Appellant's notice of appeal purports to take an appeal to the superior court. As the District Court of Appeal is the tribunal to which the appeal comes under the constitution (3 Cal.Jur.2d § 27, p. 430), the misnomer in the notice is to be disregarded and the appeal recognized as taken to the proper court. (Rabe v. Lloyd, 187 Cal. 282, 201 P. 598.) Appellant's attempt to appeal from the judgment and ‘sentence,’ which are one, amounts to an appeal from the judgment (People v. Sweeney, 55 Cal.2d 27, 33, footnote 1, 9 Cal.Rptr. 793, 357 P.2d 1049). Appellant's brief assumes that he has also appealed from the order denying his motion for new trial but he did not do so.
There is no merit whatever in this appeal. The term ‘recidivist’ describes appellant too politely. He is a confirmed and vicious predatory animal. Unfortunately the habitual criminal law (Penal Code, § 644) does not quite reach him for, since 1945 its application does not extend to a person found guilty of ‘any felony’ but is limited to those who are convicted of certain specified offenses, and narcotics violations are not included in the list.

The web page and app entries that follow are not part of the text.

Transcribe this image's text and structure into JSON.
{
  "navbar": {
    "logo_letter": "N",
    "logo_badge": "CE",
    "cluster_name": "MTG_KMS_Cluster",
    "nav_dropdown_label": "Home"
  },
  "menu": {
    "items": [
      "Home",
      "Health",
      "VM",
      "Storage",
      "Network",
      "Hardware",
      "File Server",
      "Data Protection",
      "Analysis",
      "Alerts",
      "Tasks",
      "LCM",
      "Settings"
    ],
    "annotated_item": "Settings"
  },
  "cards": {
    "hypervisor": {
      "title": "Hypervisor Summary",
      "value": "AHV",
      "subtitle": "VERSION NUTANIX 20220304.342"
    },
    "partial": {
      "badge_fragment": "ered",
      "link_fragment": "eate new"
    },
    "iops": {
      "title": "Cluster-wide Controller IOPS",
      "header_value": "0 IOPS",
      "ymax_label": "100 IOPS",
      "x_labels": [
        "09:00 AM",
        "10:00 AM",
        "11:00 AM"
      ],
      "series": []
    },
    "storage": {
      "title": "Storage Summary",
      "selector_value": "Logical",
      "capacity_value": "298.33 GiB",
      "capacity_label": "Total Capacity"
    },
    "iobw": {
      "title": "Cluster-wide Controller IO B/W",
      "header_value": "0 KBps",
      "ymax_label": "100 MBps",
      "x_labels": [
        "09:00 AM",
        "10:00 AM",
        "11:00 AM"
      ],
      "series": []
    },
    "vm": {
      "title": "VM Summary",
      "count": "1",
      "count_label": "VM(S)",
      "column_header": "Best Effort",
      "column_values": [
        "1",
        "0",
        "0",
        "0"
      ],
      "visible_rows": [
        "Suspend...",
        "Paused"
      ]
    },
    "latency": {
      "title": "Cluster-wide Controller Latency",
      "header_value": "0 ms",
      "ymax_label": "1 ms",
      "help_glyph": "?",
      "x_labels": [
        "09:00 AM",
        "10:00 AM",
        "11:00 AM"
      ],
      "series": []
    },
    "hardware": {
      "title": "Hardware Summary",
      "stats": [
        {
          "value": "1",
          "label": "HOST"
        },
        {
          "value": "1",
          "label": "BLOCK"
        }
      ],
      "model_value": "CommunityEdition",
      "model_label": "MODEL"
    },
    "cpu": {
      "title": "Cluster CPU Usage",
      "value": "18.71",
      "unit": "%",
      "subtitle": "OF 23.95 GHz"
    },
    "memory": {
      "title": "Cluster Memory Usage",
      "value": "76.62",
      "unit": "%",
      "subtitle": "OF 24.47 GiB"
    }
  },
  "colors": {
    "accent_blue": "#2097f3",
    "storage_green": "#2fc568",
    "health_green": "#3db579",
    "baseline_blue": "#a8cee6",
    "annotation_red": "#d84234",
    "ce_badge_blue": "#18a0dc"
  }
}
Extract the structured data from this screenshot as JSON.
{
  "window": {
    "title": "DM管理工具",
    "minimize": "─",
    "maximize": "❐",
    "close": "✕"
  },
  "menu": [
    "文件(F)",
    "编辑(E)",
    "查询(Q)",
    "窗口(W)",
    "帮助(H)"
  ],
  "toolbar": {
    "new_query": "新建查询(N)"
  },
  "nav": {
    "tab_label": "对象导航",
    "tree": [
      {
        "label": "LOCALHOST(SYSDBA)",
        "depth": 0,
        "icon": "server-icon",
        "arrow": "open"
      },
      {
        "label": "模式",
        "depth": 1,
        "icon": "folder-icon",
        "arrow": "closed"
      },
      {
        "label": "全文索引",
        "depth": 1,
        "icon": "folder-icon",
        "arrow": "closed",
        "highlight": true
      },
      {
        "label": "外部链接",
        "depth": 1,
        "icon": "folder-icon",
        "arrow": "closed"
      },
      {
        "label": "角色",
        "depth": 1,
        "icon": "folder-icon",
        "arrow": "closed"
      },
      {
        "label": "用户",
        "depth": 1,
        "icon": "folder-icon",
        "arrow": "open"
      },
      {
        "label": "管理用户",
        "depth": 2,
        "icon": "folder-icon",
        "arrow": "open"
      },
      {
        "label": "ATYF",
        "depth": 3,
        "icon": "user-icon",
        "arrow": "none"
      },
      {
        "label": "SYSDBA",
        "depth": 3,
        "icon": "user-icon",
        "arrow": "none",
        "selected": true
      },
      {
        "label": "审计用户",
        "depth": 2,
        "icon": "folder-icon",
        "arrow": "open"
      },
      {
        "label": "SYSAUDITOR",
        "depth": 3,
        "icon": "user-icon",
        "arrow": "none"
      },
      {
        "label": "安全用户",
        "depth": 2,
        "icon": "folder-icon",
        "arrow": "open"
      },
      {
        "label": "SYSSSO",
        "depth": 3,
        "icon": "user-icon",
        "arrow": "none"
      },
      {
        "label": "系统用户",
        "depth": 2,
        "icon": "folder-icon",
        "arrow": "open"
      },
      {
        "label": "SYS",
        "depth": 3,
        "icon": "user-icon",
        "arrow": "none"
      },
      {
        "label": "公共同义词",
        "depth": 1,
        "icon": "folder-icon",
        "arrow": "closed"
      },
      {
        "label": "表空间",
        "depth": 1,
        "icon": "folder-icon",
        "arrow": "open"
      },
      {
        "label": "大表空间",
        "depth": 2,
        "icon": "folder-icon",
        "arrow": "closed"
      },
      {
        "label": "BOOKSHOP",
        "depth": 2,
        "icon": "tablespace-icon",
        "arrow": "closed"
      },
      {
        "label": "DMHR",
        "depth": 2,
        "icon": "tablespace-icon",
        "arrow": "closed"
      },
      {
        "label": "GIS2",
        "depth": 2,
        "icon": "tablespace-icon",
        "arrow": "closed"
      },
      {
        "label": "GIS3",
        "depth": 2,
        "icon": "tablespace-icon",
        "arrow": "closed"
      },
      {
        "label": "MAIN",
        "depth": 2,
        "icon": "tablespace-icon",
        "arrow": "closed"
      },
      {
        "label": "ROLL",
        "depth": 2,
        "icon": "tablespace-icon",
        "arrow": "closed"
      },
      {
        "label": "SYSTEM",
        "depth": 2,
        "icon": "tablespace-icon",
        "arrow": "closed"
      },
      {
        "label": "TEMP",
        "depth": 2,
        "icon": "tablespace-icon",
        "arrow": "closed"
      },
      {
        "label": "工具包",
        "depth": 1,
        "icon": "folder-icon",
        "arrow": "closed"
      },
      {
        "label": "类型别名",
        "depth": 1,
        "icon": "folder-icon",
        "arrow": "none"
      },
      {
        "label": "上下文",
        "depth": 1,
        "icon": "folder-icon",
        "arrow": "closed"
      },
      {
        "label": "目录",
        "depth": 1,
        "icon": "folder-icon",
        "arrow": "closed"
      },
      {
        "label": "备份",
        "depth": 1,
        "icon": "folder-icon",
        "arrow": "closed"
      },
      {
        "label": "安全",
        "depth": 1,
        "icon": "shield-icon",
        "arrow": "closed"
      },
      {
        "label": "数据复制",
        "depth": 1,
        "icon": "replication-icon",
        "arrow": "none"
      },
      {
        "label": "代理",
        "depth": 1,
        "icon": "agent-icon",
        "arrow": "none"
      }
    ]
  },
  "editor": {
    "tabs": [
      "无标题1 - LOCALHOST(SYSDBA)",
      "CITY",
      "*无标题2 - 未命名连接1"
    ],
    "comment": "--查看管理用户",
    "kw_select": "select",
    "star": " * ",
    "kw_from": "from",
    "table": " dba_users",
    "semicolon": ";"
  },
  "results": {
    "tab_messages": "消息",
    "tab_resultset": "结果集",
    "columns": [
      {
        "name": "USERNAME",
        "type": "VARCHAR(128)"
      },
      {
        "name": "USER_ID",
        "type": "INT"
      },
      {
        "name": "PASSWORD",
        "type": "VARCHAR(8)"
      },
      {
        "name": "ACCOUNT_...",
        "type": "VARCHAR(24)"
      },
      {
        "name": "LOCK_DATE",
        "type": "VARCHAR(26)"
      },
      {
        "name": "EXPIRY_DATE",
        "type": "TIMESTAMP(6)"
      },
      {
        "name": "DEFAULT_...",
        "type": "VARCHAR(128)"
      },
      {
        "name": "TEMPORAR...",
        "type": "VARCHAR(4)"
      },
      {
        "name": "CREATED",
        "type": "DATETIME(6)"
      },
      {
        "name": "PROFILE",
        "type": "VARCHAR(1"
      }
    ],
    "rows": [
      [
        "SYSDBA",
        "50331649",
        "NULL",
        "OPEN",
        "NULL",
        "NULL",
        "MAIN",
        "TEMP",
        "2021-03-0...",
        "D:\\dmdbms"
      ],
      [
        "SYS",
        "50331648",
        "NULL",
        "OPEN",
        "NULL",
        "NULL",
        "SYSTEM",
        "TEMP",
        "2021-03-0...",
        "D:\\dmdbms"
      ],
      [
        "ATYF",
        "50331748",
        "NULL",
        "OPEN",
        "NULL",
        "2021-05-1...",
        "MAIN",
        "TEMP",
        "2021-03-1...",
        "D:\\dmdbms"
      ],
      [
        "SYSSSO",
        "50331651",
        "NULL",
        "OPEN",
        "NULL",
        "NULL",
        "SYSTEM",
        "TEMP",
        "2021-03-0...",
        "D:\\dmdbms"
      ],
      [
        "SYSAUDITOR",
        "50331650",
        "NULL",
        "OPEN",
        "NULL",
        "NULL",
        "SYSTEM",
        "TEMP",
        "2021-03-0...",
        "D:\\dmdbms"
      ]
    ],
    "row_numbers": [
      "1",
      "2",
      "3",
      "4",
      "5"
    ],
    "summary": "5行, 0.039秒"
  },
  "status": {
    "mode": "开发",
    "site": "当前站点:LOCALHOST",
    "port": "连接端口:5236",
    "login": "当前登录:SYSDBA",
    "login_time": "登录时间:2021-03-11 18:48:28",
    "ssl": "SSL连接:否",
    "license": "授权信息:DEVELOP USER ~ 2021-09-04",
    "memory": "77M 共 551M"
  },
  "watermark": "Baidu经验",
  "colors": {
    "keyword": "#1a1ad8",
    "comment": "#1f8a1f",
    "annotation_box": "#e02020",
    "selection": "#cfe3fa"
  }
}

FOOTNOTE. Now Vehicle Code 1959, § 10851.
1. The court made no finding upon the truth of the allegations of the information charging priors.
2. Reference is made in this case to Penal Code, § 1008; the subject matter was transferred in 1951 to § 1009.
FOX, P. J., and HERNDON, J., concur